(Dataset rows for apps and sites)
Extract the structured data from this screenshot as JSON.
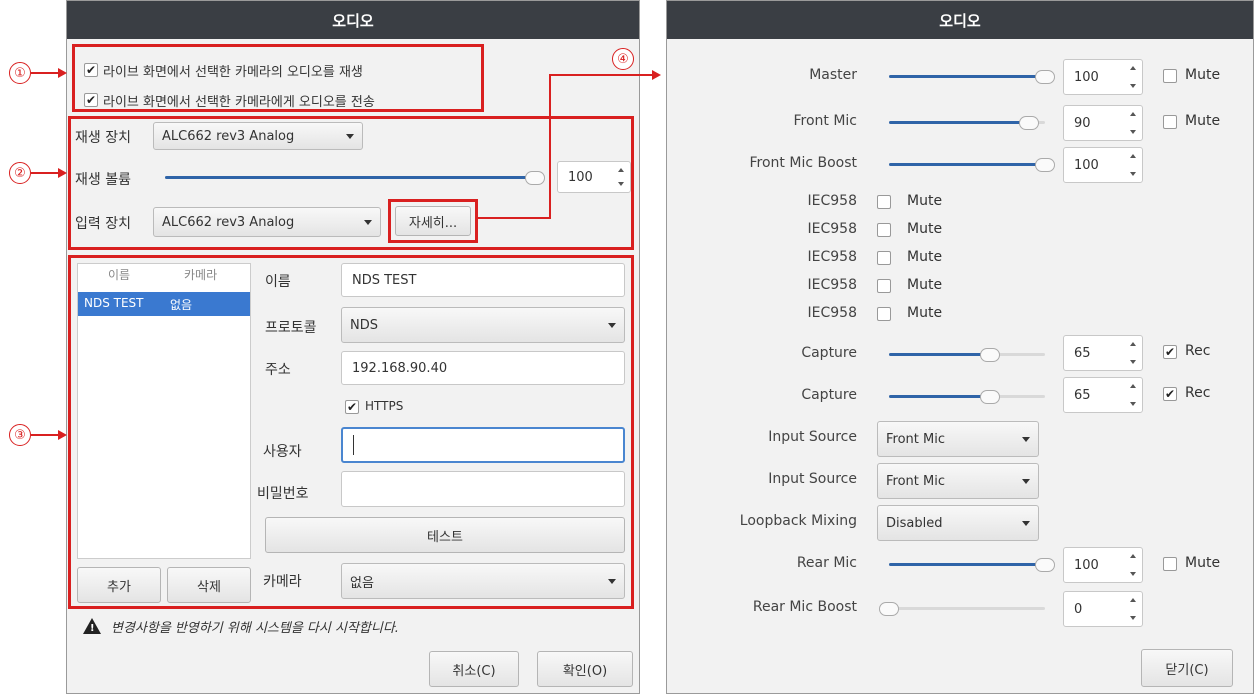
{
  "left_dialog": {
    "title": "오디오",
    "options": {
      "play_audio": {
        "label": "라이브 화면에서 선택한 카메라의 오디오를 재생",
        "checked": true
      },
      "send_audio": {
        "label": "라이브 화면에서 선택한 카메라에게 오디오를 전송",
        "checked": true
      }
    },
    "playback_device": {
      "label": "재생 장치",
      "value": "ALC662 rev3 Analog"
    },
    "playback_volume": {
      "label": "재생 볼륨",
      "value": "100",
      "level": 1.0
    },
    "input_device": {
      "label": "입력 장치",
      "value": "ALC662 rev3 Analog"
    },
    "details_button": "자세히...",
    "camera_list": {
      "headers": [
        "이름",
        "카메라"
      ],
      "rows": [
        {
          "name": "NDS TEST",
          "camera": "없음",
          "selected": true
        }
      ],
      "add_button": "추가",
      "delete_button": "삭제"
    },
    "form": {
      "name_label": "이름",
      "name_value": "NDS TEST",
      "protocol_label": "프로토콜",
      "protocol_value": "NDS",
      "address_label": "주소",
      "address_value": "192.168.90.40",
      "https_label": "HTTPS",
      "https_checked": true,
      "user_label": "사용자",
      "user_value": "",
      "password_label": "비밀번호",
      "password_value": "",
      "test_button": "테스트",
      "camera_label": "카메라",
      "camera_value": "없음"
    },
    "warning": "변경사항을 반영하기 위해 시스템을 다시 시작합니다.",
    "cancel_button": "취소(C)",
    "ok_button": "확인(O)"
  },
  "callouts": [
    "①",
    "②",
    "③",
    "④"
  ],
  "right_dialog": {
    "title": "오디오",
    "mute_label": "Mute",
    "rec_label": "Rec",
    "rows": {
      "master": {
        "label": "Master",
        "value": "100",
        "level": 1.0
      },
      "front_mic": {
        "label": "Front Mic",
        "value": "90",
        "level": 0.9
      },
      "front_mic_boost": {
        "label": "Front Mic Boost",
        "value": "100",
        "level": 1.0
      },
      "iec958": [
        "IEC958",
        "IEC958",
        "IEC958",
        "IEC958",
        "IEC958"
      ],
      "capture1": {
        "label": "Capture",
        "value": "65",
        "level": 0.65,
        "rec": true
      },
      "capture2": {
        "label": "Capture",
        "value": "65",
        "level": 0.65,
        "rec": true
      },
      "input_source1": {
        "label": "Input Source",
        "value": "Front Mic"
      },
      "input_source2": {
        "label": "Input Source",
        "value": "Front Mic"
      },
      "loopback": {
        "label": "Loopback Mixing",
        "value": "Disabled"
      },
      "rear_mic": {
        "label": "Rear Mic",
        "value": "100",
        "level": 1.0
      },
      "rear_mic_boost": {
        "label": "Rear Mic Boost",
        "value": "0",
        "level": 0.0
      }
    },
    "close_button": "닫기(C)"
  },
  "colors": {
    "title_bg": "#3a3e44",
    "accent": "#2f64a8",
    "callout": "#d92020",
    "selection": "#3a79d0"
  }
}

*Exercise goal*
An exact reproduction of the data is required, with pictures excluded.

*Task solution*
Extract the structured data from this screenshot as JSON.
{
  "left_dialog": {
    "title": "오디오",
    "options": {
      "play_audio": {
        "label": "라이브 화면에서 선택한 카메라의 오디오를 재생",
        "checked": true
      },
      "send_audio": {
        "label": "라이브 화면에서 선택한 카메라에게 오디오를 전송",
        "checked": true
      }
    },
    "playback_device": {
      "label": "재생 장치",
      "value": "ALC662 rev3 Analog"
    },
    "playback_volume": {
      "label": "재생 볼륨",
      "value": "100",
      "level": 1.0
    },
    "input_device": {
      "label": "입력 장치",
      "value": "ALC662 rev3 Analog"
    },
    "details_button": "자세히...",
    "camera_list": {
      "headers": [
        "이름",
        "카메라"
      ],
      "rows": [
        {
          "name": "NDS TEST",
          "camera": "없음",
          "selected": true
        }
      ],
      "add_button": "추가",
      "delete_button": "삭제"
    },
    "form": {
      "name_label": "이름",
      "name_value": "NDS TEST",
      "protocol_label": "프로토콜",
      "protocol_value": "NDS",
      "address_label": "주소",
      "address_value": "192.168.90.40",
      "https_label": "HTTPS",
      "https_checked": true,
      "user_label": "사용자",
      "user_value": "",
      "password_label": "비밀번호",
      "password_value": "",
      "test_button": "테스트",
      "camera_label": "카메라",
      "camera_value": "없음"
    },
    "warning": "변경사항을 반영하기 위해 시스템을 다시 시작합니다.",
    "cancel_button": "취소(C)",
    "ok_button": "확인(O)"
  },
  "callouts": [
    "①",
    "②",
    "③",
    "④"
  ],
  "right_dialog": {
    "title": "오디오",
    "mute_label": "Mute",
    "rec_label": "Rec",
    "rows": {
      "master": {
        "label": "Master",
        "value": "100",
        "level": 1.0
      },
      "front_mic": {
        "label": "Front Mic",
        "value": "90",
        "level": 0.9
      },
      "front_mic_boost": {
        "label": "Front Mic Boost",
        "value": "100",
        "level": 1.0
      },
      "iec958": [
        "IEC958",
        "IEC958",
        "IEC958",
        "IEC958",
        "IEC958"
      ],
      "capture1": {
        "label": "Capture",
        "value": "65",
        "level": 0.65,
        "rec": true
      },
      "capture2": {
        "label": "Capture",
        "value": "65",
        "level": 0.65,
        "rec": true
      },
      "input_source1": {
        "label": "Input Source",
        "value": "Front Mic"
      },
      "input_source2": {
        "label": "Input Source",
        "value": "Front Mic"
      },
      "loopback": {
        "label": "Loopback Mixing",
        "value": "Disabled"
      },
      "rear_mic": {
        "label": "Rear Mic",
        "value": "100",
        "level": 1.0
      },
      "rear_mic_boost": {
        "label": "Rear Mic Boost",
        "value": "0",
        "level": 0.0
      }
    },
    "close_button": "닫기(C)"
  },
  "colors": {
    "title_bg": "#3a3e44",
    "accent": "#2f64a8",
    "callout": "#d92020",
    "selection": "#3a79d0"
  }
}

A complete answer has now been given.